Anyway, you whip up a CAW then take them through a linear story progression of about 30 matches or so, starting as a raw rookie in WWE developmental and gradually working up to Sunday Night Heat, then choosing whether you want to be on RAW or Smackdown. Along the way you interact with both management (Vince, Paul Heyman) and the other superstars in cutscenes that develop the story between matches. There's a tiny bit of surface-level carny lingo (like "dark matches"), but everything is kept in kayfabe and the business is definitely protected, brotherjackdude. It isn't really any kind of peek at the inner workings of the rassle business unfortunately, but it's still not a bad little rags-to-riches tale and a creative way to pump up your CAW's stats (you get bonus points to add depending on how well you performed in each match).
Aside from not being able to bring in existing superstars, the one big issue with story mode is that it's entirely linear and the same every time. The game's marketing made a big deal about there being separate branches for RAW and Smackdown once you get halfway through it, but that isn't quite true. It's exactly the same storyline for both, down to even recycling most of the same scenarios and dialogue, just with different foes. On the RAW branch, sheisty GM Eric Bischoff sets you up with top heel faction Evolution, who eventually turn on you leading to an ultimate Iron Man match at Wrestlemania against Triple H for the belt. On the Smackdown branch, sheisty GM Kurt Angle sets you up with top heel faction The Ministry, who eventually turn on you leading to an ultimate Iron Man match at Wrestlemania against Undertaker for the belt. Modes of Rassle

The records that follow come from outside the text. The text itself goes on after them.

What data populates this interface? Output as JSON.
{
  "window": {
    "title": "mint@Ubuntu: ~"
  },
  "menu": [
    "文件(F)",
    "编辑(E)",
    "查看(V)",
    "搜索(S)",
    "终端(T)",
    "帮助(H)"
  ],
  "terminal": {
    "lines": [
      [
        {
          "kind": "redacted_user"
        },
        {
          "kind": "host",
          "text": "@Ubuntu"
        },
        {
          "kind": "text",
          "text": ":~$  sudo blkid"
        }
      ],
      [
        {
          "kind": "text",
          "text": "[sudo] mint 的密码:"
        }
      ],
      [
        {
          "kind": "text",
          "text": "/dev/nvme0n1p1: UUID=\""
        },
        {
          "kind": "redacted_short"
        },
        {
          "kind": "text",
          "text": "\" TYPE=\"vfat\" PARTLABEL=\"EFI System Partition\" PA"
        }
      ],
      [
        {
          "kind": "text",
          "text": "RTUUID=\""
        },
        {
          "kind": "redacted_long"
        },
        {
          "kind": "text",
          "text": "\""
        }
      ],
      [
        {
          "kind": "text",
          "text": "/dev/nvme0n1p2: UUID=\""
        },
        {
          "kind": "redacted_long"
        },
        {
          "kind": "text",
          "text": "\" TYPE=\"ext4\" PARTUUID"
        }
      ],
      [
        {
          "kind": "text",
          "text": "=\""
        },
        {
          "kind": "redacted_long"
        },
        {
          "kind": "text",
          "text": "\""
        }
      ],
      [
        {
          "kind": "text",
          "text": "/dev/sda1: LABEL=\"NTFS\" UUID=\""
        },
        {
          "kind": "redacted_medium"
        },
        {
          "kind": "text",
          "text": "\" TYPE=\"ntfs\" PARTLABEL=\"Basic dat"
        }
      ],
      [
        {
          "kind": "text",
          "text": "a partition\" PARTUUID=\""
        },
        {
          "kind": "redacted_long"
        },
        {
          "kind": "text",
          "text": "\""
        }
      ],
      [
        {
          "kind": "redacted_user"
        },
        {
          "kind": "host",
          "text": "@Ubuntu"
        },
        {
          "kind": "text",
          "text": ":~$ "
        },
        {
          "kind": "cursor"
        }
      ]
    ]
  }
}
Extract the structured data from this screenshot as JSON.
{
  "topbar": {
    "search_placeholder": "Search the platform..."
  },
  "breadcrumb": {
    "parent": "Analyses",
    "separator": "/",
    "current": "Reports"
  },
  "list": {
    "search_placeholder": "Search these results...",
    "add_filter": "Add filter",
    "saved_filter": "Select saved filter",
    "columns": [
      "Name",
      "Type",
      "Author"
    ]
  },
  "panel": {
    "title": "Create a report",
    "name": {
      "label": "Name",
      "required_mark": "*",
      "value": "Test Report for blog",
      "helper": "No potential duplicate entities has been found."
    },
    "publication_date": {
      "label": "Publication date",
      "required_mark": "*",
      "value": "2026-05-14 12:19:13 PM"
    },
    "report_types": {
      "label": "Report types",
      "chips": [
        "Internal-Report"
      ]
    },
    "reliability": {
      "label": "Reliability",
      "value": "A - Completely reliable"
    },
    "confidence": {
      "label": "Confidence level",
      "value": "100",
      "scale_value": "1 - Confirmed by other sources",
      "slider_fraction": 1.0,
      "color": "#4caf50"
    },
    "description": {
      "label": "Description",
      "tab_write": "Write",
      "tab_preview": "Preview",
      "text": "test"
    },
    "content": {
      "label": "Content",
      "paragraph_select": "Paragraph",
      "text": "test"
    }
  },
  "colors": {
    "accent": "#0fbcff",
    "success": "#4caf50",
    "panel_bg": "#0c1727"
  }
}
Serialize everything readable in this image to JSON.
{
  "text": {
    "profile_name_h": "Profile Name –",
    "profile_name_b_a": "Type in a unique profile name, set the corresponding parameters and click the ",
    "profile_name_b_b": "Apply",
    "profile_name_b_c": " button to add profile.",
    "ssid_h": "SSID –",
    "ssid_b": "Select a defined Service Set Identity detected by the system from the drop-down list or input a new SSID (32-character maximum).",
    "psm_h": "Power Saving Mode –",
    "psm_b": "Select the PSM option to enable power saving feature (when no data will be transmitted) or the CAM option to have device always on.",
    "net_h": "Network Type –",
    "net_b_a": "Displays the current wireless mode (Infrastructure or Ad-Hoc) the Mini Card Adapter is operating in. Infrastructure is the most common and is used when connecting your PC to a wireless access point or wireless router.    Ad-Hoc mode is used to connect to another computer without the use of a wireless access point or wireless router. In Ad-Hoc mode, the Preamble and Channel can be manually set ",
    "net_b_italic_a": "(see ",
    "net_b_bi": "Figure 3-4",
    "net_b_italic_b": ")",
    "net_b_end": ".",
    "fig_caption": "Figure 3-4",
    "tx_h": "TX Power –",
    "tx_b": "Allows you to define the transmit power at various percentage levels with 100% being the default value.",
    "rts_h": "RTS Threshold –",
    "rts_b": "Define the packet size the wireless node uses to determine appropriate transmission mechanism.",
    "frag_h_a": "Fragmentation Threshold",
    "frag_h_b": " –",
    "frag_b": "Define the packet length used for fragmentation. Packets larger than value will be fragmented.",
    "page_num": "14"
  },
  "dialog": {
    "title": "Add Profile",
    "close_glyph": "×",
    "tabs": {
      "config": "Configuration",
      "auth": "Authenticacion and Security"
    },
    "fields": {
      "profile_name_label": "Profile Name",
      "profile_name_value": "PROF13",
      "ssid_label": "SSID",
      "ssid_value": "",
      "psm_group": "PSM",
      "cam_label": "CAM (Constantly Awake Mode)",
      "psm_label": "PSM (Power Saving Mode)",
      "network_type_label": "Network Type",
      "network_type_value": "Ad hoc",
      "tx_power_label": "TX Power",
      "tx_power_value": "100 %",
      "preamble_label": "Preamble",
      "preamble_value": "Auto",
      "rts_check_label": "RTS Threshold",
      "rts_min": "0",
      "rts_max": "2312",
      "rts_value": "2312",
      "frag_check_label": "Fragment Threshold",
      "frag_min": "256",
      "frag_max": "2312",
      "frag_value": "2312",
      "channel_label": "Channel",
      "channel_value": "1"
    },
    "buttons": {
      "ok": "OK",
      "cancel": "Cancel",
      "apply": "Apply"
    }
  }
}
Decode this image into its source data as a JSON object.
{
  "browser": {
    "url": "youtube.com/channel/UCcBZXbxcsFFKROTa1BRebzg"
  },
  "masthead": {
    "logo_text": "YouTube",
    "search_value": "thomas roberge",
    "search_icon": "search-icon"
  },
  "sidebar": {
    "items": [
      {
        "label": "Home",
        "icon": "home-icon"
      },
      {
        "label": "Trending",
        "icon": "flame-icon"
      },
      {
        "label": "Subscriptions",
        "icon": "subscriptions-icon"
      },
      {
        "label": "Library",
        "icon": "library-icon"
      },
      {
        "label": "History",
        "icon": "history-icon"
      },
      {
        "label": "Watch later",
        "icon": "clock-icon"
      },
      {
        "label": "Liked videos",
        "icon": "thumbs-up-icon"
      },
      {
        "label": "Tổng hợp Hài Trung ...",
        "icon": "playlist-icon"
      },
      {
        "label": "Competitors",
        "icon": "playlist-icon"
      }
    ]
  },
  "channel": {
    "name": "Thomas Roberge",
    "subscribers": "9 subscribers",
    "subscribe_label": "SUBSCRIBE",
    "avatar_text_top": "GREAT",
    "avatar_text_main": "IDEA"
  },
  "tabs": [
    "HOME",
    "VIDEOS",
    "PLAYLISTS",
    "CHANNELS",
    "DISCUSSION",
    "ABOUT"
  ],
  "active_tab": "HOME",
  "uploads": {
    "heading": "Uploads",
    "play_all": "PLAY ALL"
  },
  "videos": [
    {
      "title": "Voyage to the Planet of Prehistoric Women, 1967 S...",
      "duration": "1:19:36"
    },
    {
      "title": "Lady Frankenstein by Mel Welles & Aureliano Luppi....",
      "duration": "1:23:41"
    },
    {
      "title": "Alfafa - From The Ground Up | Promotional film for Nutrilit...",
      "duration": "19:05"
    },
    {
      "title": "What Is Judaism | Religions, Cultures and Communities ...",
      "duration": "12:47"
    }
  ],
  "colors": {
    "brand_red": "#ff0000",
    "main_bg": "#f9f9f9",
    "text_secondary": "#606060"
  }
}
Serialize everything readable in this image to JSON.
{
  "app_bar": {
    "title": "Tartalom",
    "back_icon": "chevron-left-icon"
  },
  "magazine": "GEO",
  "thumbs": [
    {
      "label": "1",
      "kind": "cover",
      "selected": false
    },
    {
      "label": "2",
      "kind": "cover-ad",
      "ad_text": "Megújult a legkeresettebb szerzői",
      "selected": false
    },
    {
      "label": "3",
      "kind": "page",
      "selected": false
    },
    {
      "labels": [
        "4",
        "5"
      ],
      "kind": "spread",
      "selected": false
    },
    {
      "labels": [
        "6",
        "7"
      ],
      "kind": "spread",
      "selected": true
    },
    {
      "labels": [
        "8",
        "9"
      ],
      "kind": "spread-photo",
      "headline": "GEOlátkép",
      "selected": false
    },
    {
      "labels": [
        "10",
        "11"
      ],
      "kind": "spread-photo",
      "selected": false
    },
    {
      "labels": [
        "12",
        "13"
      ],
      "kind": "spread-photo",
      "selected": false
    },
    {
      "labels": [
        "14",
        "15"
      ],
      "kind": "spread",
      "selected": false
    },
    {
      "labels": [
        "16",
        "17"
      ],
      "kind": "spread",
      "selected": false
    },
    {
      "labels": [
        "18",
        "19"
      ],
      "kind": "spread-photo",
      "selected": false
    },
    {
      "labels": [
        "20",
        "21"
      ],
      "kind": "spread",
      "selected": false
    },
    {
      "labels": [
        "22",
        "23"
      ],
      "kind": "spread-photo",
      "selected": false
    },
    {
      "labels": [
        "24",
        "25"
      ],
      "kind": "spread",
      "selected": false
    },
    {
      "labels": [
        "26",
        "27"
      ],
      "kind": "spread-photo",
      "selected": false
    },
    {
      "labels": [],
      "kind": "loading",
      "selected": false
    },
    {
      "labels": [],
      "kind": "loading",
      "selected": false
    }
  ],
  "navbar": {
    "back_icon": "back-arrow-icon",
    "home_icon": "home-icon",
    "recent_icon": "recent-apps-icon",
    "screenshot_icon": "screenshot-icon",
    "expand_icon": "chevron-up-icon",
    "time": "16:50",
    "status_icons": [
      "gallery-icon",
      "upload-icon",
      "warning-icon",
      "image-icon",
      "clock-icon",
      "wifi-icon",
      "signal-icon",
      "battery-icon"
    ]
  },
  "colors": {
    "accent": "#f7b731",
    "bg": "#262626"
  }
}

Aside from story mode, it's pretty much just exhibition matches on offer, which is the main reason I say the game leans toward multiplayer. There's a good range of them, with all the expected exotic PPV variants like Hell In A Cell and Royal Rumble. The women also get the Bra and Panties match, which I'm sure will trigger some millenials. Unlike the N64 games, however, there's nothing to unlock by playing any of these and no real purpose for a solo player other than practice or just fooling around. Aesthetics: 'Mirin?
One final strength to note here is the character models, which for 2004 roundly look very good. You've got the usual signs of the times like weird flappy mouths that are stiffly animated, but otherwise the level of detail is pretty impressive and it really does help you get immersed in those CAWs. There's also a nice range of motion-captured animations, particularly the "sell" animations for getting hit by big moves. Booker T in terrible peril
Same can't be said for the music, though you have to expect that coming in. Every licensed title for any major sport from 2000 onward always seems to use the same mix of awful whiny post-grunge / corporate alt-rock and crappy "thug life" rap, and this one is no exception. To give credit where credit is due, however, the game does always start off with the Public Enemy/Anthrax hit "Bring the Noise", at least one small victory for good taste. I would submit this song
actually has the worst lyrics ever written, however, and I'm not even exaggerating for effect here, I really believe that. Find me a worse example than "CAN'T STOP TASTE! CAN'T STOP WASTE! CAN'T STOP FACE! CAN'T STOP TRAFFIC! CAN'T STOP CLASSIC!" Calling For The Finisher
So you've got the fundamentally fun AKI gameplay engine, with just a handful of tweaks you'd like to see made to the controls and AI. And while the roster is a little "meh", you've also got one of the best CAW modes ever made. So it's definitely better for multiplayer and just fooling around with character creation, though solo players should get at least one decent run of a few hours or so out of the story mode.